John joined Amethyst as a behavioral health technician where he quickly developed strong personal relationships with the clients through support and guidance. John understands first hand the struggles of addiction and strives to provide a safe environment for clients. Although chronic alcoholism and alcoholism are the same things, there is a distinction between that and acute alcoholism.
Although the chosen cohorts exhibited variation in average daily alcohol consumption, little variation was observed in drinking patterns and other potential moderating lifestyle factors.

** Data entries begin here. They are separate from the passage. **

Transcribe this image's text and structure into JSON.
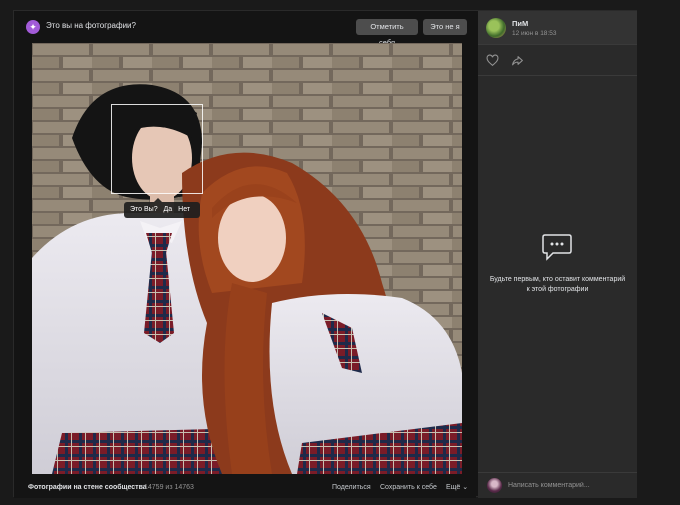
{
  "tag_bar": {
    "question": "Это вы на фотографии?",
    "tag_self_button": "Отметить себя",
    "not_me_button": "Это не я"
  },
  "face_prompt": {
    "question": "Это Вы?",
    "yes": "Да",
    "no": "Нет"
  },
  "footer": {
    "album": "Фотографии на стене сообщества",
    "counter": "14759 из 14763",
    "share": "Поделиться",
    "save": "Сохранить к себе",
    "more": "Ещё ⌄"
  },
  "side_panel": {
    "author": "ПиМ",
    "date": "12 июн в 18:53",
    "empty_comments": "Будьте первым, кто оставит комментарий к этой фотографии",
    "comment_placeholder": "Написать комментарий..."
  },
  "icons": [
    "tag-person-icon",
    "heart-icon",
    "share-arrow-icon",
    "comment-bubble-icon"
  ],
  "colors": {
    "background": "#141414",
    "panel": "#2a2a2a",
    "button": "#4d4d4d",
    "accent": "#a25bd8"
  }
}
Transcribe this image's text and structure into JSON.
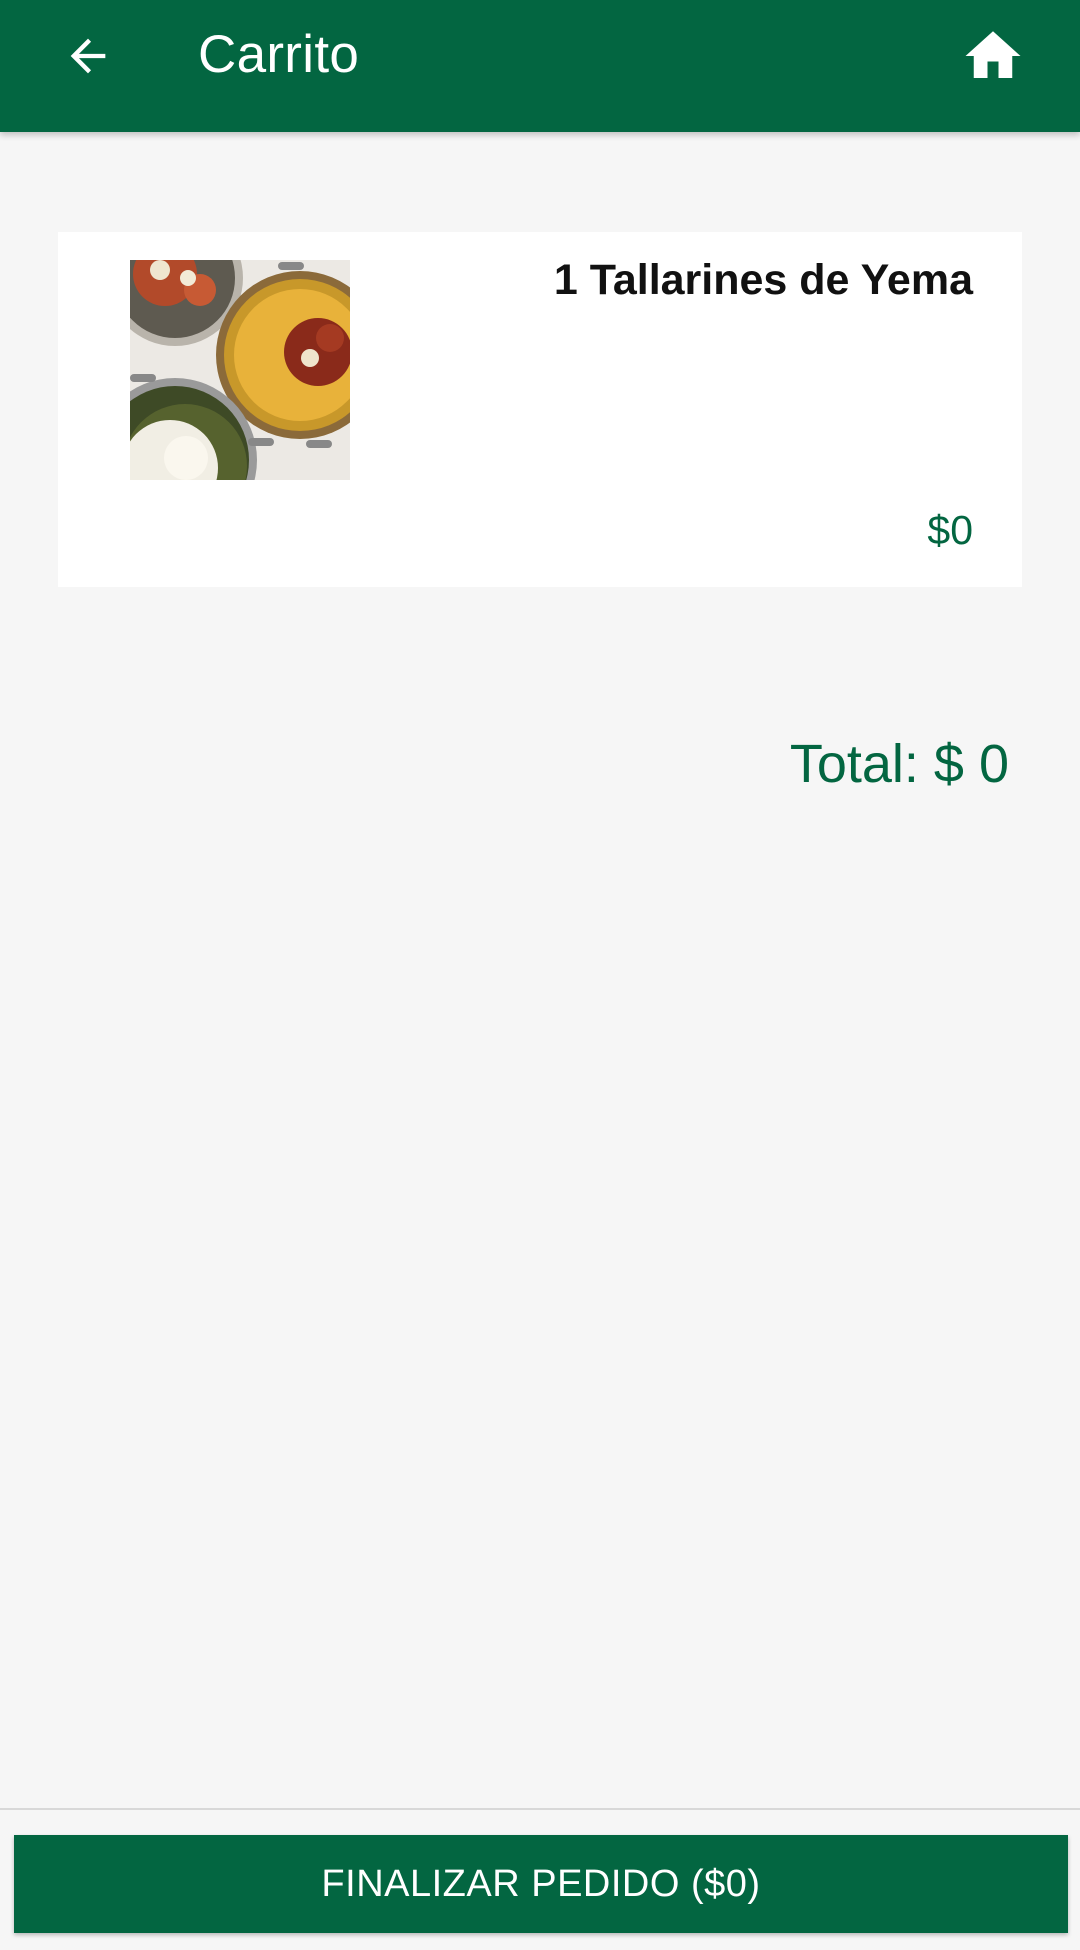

However, the RR functions and the relationship between alcohol consumption and the risk of chronic diseases and conditions are biased by multiple factors. First, the RRs can be limited by poor measurement of alcohol exposure, outcomes, and confounders.
Chronic Diseases and Conditions Related to Alcohol
Third, chronic disease and condition outcomes in medical epidemiology studies also frequently are poorly measured, most often by means of self-reporting. Additionally, other confounding factors, such as relevant, non-substance use–related confounders, often are not controlled for. However, studies of these associations have generated highly heterogeneous results, 4 Ways to Make Amends in Recovery and the design and statistical analyses of these studies make it impossible to rule out the potential effects of confounding factors (Panza et al. 2008; Peters et al. 2008). Medically managed withdrawal or detoxification can be safely carried out under medical guidance. Medications, such as benzodiazepines, are given to help control withdrawal symptoms.
Because alcohol metabolism also plays a role in many other chronic diseases, the ALDH2 Lys487 allele also may increase the risk for digestive diseases. The specific biological pathways through which alcohol consumption interacts with the cardiovascular system are not always clear, but several mechanisms have been identified that may play a role. These include increased blood concentrations of HDLs, effects on cellular signaling, decreased blood clot formation by platelets, and increased blood clot dissolution through enzyme action (Zakhari 1997). For example, alcohol may increase the risk of hypertension by enhancing the activity of the sympathetic nervous system, which results in greater constriction of the blood vessels and makes the heart contract more strongly. In addition, alcohol possibly decreases the sensitivity of the body’s internal blood pressure sensors (i.e., baroreceptors), thereby diminishing its ability to regulate blood pressure. Evidence also has suggested that stomach cancer may be linked to ethanol consumption (Bagnardi et al. 2001; Tramacere et al. 2012a); however, the findings have not been unequivocal.